  • Workers’ Compensation: You need to buy a separate insurance policy for workers’ compensation. This should cover the cost of medical expenses they might incur if they encounter an accident or experience an illness.
  • Professional Liability: Your business needs protection against customers’ claims, such as charges for negligence and other lawsuits. Whether you sell physical items or provide service, professional liability insurance is mandatory but is unfortunately not covered by business owners’ policy.
  • An Auto Policy: You need a separate auto policy if you have vehicles that are used for delivering products to your customers or for other business purposes. BPO doesn’t cover accidents that occur from vehicle collisions or injuries that happen to your driver or a third party due to your vehicle.
  • Flood and Earthquake Damage: If you have noticed, the standard business owners’ policy and all the policies that come bundled within this cover nearly all types of property damages that happen due to calamities, natural disasters, government-based regulations, and other factors. However, it doesn’t include damage that occurs due to earthquakes and floods. For that, there’s a separate insurance policy.

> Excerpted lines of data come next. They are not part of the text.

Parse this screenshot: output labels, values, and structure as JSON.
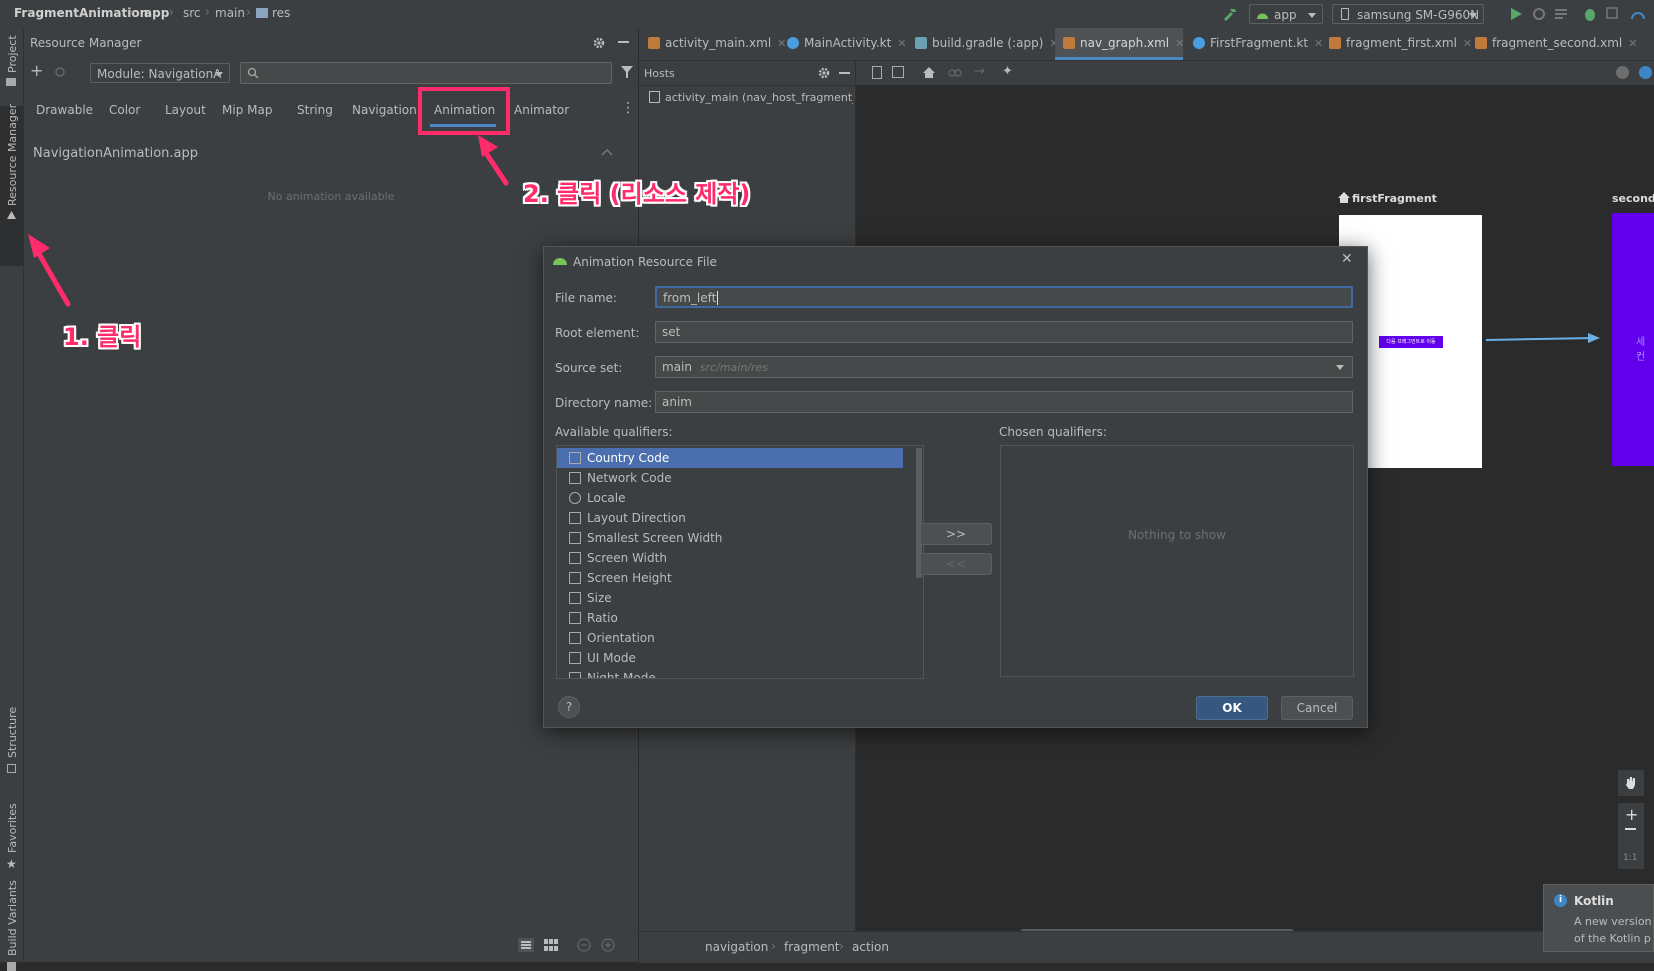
{
  "breadcrumb": [
    "FragmentAnimation",
    "app",
    "src",
    "main",
    "res"
  ],
  "toolbar": {
    "run_config": "app",
    "device": "samsung SM-G960N"
  },
  "left_strip": {
    "project": "Project",
    "resource_manager": "Resource Manager",
    "structure": "Structure",
    "favorites": "Favorites",
    "build_variants": "Build Variants"
  },
  "resource_manager": {
    "title": "Resource Manager",
    "module": "Module: NavigationA",
    "search_placeholder": "",
    "tabs": [
      "Drawable",
      "Color",
      "Layout",
      "Mip Map",
      "String",
      "Navigation",
      "Animation",
      "Animator"
    ],
    "active_tab": "Animation",
    "section_title": "NavigationAnimation.app",
    "empty_message": "No animation available"
  },
  "editor_tabs": [
    {
      "label": "activity_main.xml",
      "color": "#c07a3b"
    },
    {
      "label": "MainActivity.kt",
      "color": "#4a9ee0"
    },
    {
      "label": "build.gradle (:app)",
      "color": "#6aa0b0"
    },
    {
      "label": "nav_graph.xml",
      "color": "#c07a3b"
    },
    {
      "label": "FirstFragment.kt",
      "color": "#4a9ee0"
    },
    {
      "label": "fragment_first.xml",
      "color": "#c07a3b"
    },
    {
      "label": "fragment_second.xml",
      "color": "#c07a3b"
    }
  ],
  "active_editor_tab": "nav_graph.xml",
  "hosts": {
    "title": "Hosts",
    "item": "activity_main (nav_host_fragment_co"
  },
  "nav_graph": {
    "first_label": "firstFragment",
    "second_label": "secondF",
    "button_text": "다음 프래그먼트로 이동",
    "second_text": "세컨"
  },
  "dialog": {
    "title": "Animation Resource File",
    "file_name_label": "File name:",
    "file_name_value": "from_left",
    "root_element_label": "Root element:",
    "root_element_value": "set",
    "source_set_label": "Source set:",
    "source_set_value": "main",
    "source_set_hint": "src/main/res",
    "directory_label": "Directory name:",
    "directory_value": "anim",
    "available_label": "Available qualifiers:",
    "chosen_label": "Chosen qualifiers:",
    "qualifiers": [
      "Country Code",
      "Network Code",
      "Locale",
      "Layout Direction",
      "Smallest Screen Width",
      "Screen Width",
      "Screen Height",
      "Size",
      "Ratio",
      "Orientation",
      "UI Mode",
      "Night Mode"
    ],
    "selected_qualifier": "Country Code",
    "nothing_to_show": "Nothing to show",
    "add_button": ">>",
    "remove_button": "<<",
    "ok": "OK",
    "cancel": "Cancel",
    "help": "?"
  },
  "statusbar": {
    "crumbs": [
      "navigation",
      "fragment",
      "action"
    ]
  },
  "notification": {
    "title": "Kotlin",
    "line1": "A new version",
    "line2": "of the Kotlin p"
  },
  "annotations": {
    "step1": "1. 클릭",
    "step2": "2. 클릭 (리소스 제작)",
    "color": "#ff2b6a"
  },
  "zoom_ratio": "1:1"
}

Cost of Business Owner’s Policy

The average cost of BPO is $57 a month. However, the cost varies depending on several factors, like construction companies and other businesses that are exposed to higher risk pay more in premiums as compared to a retail or grocery store.

The location of the business is also considered when calculating your BPO premium. A business located in a high-risk area or a place exposed to extreme and fluctuating weather will pay more. Likewise, a business that has claimed insurance multiple times in the past is regarded as high risk and is thus supposed to pay more in premiums.

That was all about BPO, who should get it, its coverage & exemptions, and cost. It’s advisable to get this policy as it bundles three crucial insurance plans into a single coverage and is available at a reasonable price.